She brought the coffee and the bacon with a sedateness that propriety itself could scarce have surpassed.
Their simplicity, fervor, and sedateness had won his regard.
The sedateness of the experienced physician, which no circumstance of this kind can generally disturb, was all gone.
She again noticed my sedateness, and inquired into the cause.
The sedateness of her aspect and her kind compliance in this meeting gave me hopes.
She felt too young for the sedateness into which her life was settling.
Despite her sedateness she had unmistakably the air of waiting at a tryst.
I could have endorsed Clovelly's estimate of her so far as her reserve and sedateness were concerned.
After I settled down to the sedateness which is supposed to belong to the Staff, I began to enjoy life very much.
The mobile lips were not spread in the gentle smile they knew so well; they were rather studied in their sedateness.
"calm, quiet," 1660s, from Latin sedatus "composed, moderate, quiet, tranquil," past participle of sedare "to settle, calm," causative of sedere "to sit" (see sedentary). Related: Sedately.
"treat with sedatives," 1945, a back-formation from the noun derivative of sedative (adj.). The word also existed 17c. in a sense "make calm or quiet." Related: Sedated; sedating.
sedate se·date (sĭ-dāt')
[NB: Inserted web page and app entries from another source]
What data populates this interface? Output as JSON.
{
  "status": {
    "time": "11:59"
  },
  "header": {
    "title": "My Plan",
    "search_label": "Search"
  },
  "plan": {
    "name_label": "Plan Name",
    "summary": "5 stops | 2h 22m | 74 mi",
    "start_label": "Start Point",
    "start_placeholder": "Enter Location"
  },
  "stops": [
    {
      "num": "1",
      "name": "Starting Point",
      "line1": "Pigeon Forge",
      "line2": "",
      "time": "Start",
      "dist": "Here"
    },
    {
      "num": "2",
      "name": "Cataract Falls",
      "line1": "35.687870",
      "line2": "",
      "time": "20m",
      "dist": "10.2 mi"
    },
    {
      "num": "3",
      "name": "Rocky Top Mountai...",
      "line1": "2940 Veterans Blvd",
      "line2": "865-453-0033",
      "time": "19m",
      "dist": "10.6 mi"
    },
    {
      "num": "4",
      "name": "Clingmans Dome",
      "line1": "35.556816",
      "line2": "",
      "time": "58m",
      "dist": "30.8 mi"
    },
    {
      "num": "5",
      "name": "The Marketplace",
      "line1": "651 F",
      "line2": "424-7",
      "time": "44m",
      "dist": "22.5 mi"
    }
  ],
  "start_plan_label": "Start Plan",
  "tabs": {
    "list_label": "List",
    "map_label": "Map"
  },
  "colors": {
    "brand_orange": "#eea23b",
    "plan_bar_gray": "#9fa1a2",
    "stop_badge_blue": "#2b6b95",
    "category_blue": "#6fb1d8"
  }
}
v. se·dat·ed, se·dat·ing, se·dates
To administer a sedative to; calm or relieve by means of a sedative drug.